FLINT, MI — A statewide coalition launched a push Monday, March 2, to advocate for all Michigan workers to have earned, paid sick leave.
“(We’re) really pushing our state policy makers to take action to guarantee earned sick leave for all workers in Michigan,” said Dave Woodward, with the Economic Justice Alliance of Michigan. “This is an issue that’s really important to all workers. More than a million people across this state do not have access to earned sick leave to take care of themselves when they’re sick, to take care of a child or an elderly parent, and that’s just wrong.
“We need to do right by our workers, right by our community and, frankly, it’s long overdue.”
Economic Justice Alliance of Michigan held a press conference in Flint City Hall Monday afternoon to announce the coalition, which is made up of community leaders, elected officials and earned sick leave advocates.
A similar press conference was also held in Grand Rapids at the Garfield Park Neighborhood Lodge to urge the Michigan Legislature to pass a law giving workers the right to earn paid sick days.
“We all have either experienced a workday where we were too sick to be working, needed to go to the doctor or take care of a sick loved one, or know someone who has,” said Danielle Atkinson, director of Mothering Justice, in a written statement. “Unfortunately, many people cannot afford to have their employers short them a day’s worth of pay to take a day of work off when situations like those arise.”
The coalition is comprised of groups from around the state, including Mothering Justice, the Economic Justice Alliance of Michigan, the Michigan Unitarian Universalist Social Justice Network and Metropolitan Organizing Strategy Enabling Strength (MOSES), Building Movement Project Detroit People’s Platform, ROC Michigan and Our Kitchen Table.
The Earned Sick Leave Coalition announced the launch of the new campaign a few weeks after House and Senate Democrats on Thursday, Feb. 5, announced legislation to mandate paid sick leave, a change they say would affect 1 million Michigan workers.
“No one should have to make the difficult decision of choosing between their personal or family health or a paycheck,” said Senate Minority Leader Jim Ananich, D-Flint, in February.
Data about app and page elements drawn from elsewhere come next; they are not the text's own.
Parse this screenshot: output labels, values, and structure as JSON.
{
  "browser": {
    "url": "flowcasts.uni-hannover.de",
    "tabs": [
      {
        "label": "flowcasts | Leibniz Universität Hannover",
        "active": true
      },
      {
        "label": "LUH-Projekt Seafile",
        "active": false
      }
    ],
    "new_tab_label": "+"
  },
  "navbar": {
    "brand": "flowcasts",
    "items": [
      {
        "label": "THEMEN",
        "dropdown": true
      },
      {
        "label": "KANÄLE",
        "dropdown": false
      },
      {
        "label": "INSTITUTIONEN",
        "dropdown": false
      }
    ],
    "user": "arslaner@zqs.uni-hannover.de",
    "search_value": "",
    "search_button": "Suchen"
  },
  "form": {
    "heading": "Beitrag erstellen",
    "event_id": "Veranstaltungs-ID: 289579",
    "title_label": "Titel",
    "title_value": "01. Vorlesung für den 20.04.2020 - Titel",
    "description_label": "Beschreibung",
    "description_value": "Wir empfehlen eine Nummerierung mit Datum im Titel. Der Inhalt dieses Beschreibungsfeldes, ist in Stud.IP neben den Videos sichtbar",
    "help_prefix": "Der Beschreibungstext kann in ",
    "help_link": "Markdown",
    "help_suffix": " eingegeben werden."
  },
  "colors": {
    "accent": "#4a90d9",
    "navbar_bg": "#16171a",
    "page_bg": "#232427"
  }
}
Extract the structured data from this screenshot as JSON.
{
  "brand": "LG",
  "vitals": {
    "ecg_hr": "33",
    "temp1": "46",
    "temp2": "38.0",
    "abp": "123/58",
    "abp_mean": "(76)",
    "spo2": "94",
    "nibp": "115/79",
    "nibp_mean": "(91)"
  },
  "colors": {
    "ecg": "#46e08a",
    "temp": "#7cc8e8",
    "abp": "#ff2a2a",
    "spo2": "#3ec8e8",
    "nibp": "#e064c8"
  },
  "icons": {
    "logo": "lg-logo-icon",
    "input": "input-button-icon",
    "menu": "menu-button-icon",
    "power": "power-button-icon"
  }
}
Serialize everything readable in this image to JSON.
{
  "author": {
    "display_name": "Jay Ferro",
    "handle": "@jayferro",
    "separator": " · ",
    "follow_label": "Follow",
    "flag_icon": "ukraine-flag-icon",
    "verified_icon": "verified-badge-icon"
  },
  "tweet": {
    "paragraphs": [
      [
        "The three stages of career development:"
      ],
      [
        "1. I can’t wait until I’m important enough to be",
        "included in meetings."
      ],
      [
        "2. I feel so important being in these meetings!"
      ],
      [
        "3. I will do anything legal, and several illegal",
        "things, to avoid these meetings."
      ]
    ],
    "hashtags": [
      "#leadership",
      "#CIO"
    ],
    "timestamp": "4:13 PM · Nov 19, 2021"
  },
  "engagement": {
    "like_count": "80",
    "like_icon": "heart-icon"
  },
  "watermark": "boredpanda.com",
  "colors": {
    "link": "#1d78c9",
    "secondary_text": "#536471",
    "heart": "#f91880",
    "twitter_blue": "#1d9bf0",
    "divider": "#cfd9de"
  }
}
Ananich introduced the legislation in the Senate.
The legislation would require employers to offer one hour of sick leave for every 30 hours a person works. For somebody working 40 hours a week, that would equate to 69.3 hours or 8.7 standard eight-hour work days of sick leave per year. It would apply to both part-time and full-time employees.
There could be a roadblock to the Democratic plan. The legislation runs counter to the majority House Republican Action Plan also unveiled on Feb. 5. In that, House Republicans cited local sick day ordinances as a hindrance to job creation.
State Sen. David Robertson, R-Grand Blanc Township, said legislation such as the bill introduced by Senate and House Democrats would not be good for businesses.
“I’m not inclined to support it because this is another cost we are imposing on an employer,” Robertson said. “I just don’t see how employers can shoulder that cost without putting themselves at a competitive disadvantage.”
With Obamacare and other new requirements, it’s already hard for employers to try and keep their employers working full-time, Robertson said.
The focus should be more on the question of why it’s so costly to hire someone full-time, he said.
“I think (the legislation) really adds to that problem. It’s going to make it harder for people to employ people full-time,” Robertson said.
Flint Mayor Dayne Walling, who was at the press conference in Flint on Monday, said he was in support of the push for earned paid sick leave.
With Flint’s master plan calling for improvements in economic development and education, the city is striving for a diverse and growing economy that spurs small business and innovation, Walling said. That includes offering workers an opportunity to make a livable wage and to earn paid sick time.
“The foundation of a strong economy is strong families and strong workers, and we’re at a point right now where too many of our workers when they’re sick are receiving a termination notice instead of receiving paid time off and that ends up hurting all of us,” Walling said. “I don’t see this as a new burden on business. I see this as a way that we can help our families and support our entire economy.”